[Data about app and page elements]
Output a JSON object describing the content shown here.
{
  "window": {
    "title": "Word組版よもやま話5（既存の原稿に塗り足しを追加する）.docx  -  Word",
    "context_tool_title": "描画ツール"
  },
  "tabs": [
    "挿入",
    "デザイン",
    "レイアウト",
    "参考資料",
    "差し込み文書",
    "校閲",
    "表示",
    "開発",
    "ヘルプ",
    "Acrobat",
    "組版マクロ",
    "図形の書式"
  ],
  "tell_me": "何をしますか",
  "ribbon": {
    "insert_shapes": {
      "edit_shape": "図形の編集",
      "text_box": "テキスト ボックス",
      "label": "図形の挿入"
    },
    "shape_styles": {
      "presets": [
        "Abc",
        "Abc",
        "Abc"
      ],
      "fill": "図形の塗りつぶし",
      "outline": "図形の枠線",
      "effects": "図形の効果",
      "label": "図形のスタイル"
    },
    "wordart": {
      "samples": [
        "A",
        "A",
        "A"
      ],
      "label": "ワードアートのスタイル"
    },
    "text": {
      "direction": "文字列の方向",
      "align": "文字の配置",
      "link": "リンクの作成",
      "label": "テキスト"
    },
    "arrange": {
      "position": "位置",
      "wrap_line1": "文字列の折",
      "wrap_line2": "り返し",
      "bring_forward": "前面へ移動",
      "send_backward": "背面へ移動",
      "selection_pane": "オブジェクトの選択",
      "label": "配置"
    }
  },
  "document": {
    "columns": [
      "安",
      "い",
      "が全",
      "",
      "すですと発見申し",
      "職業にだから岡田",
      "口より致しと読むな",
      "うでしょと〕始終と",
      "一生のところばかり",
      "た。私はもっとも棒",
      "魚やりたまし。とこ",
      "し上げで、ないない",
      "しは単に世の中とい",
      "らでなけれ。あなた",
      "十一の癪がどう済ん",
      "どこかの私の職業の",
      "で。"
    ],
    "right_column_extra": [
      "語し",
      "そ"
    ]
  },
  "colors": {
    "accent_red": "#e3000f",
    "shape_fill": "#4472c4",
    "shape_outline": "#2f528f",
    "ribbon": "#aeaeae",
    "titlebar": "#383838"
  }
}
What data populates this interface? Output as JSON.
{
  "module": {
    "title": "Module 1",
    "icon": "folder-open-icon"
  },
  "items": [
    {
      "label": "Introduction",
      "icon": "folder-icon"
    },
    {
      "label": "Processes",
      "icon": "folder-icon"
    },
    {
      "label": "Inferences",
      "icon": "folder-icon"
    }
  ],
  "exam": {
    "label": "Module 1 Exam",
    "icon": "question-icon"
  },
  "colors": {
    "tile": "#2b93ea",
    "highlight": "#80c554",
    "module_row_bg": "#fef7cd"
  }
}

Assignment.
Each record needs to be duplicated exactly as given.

Result for this task.
Output a JSON object describing the content shown here.
{
  "window": {
    "title": "Word組版よもやま話5（既存の原稿に塗り足しを追加する）.docx  -  Word",
    "context_tool_title": "描画ツール"
  },
  "tabs": [
    "挿入",
    "デザイン",
    "レイアウト",
    "参考資料",
    "差し込み文書",
    "校閲",
    "表示",
    "開発",
    "ヘルプ",
    "Acrobat",
    "組版マクロ",
    "図形の書式"
  ],
  "tell_me": "何をしますか",
  "ribbon": {
    "insert_shapes": {
      "edit_shape": "図形の編集",
      "text_box": "テキスト ボックス",
      "label": "図形の挿入"
    },
    "shape_styles": {
      "presets": [
        "Abc",
        "Abc",
        "Abc"
      ],
      "fill": "図形の塗りつぶし",
      "outline": "図形の枠線",
      "effects": "図形の効果",
      "label": "図形のスタイル"
    },
    "wordart": {
      "samples": [
        "A",
        "A",
        "A"
      ],
      "label": "ワードアートのスタイル"
    },
    "text": {
      "direction": "文字列の方向",
      "align": "文字の配置",
      "link": "リンクの作成",
      "label": "テキスト"
    },
    "arrange": {
      "position": "位置",
      "wrap_line1": "文字列の折",
      "wrap_line2": "り返し",
      "bring_forward": "前面へ移動",
      "send_backward": "背面へ移動",
      "selection_pane": "オブジェクトの選択",
      "label": "配置"
    }
  },
  "document": {
    "columns": [
      "安",
      "い",
      "が全",
      "",
      "すですと発見申し",
      "職業にだから岡田",
      "口より致しと読むな",
      "うでしょと〕始終と",
      "一生のところばかり",
      "た。私はもっとも棒",
      "魚やりたまし。とこ",
      "し上げで、ないない",
      "しは単に世の中とい",
      "らでなけれ。あなた",
      "十一の癪がどう済ん",
      "どこかの私の職業の",
      "で。"
    ],
    "right_column_extra": [
      "語し",
      "そ"
    ]
  },
  "colors": {
    "accent_red": "#e3000f",
    "shape_fill": "#4472c4",
    "shape_outline": "#2f528f",
    "ribbon": "#aeaeae",
    "titlebar": "#383838"
  }
}
What data populates this interface? Output as JSON.
{
  "module": {
    "title": "Module 1",
    "icon": "folder-open-icon"
  },
  "items": [
    {
      "label": "Introduction",
      "icon": "folder-icon"
    },
    {
      "label": "Processes",
      "icon": "folder-icon"
    },
    {
      "label": "Inferences",
      "icon": "folder-icon"
    }
  ],
  "exam": {
    "label": "Module 1 Exam",
    "icon": "question-icon"
  },
  "colors": {
    "tile": "#2b93ea",
    "highlight": "#80c554",
    "module_row_bg": "#fef7cd"
  }
}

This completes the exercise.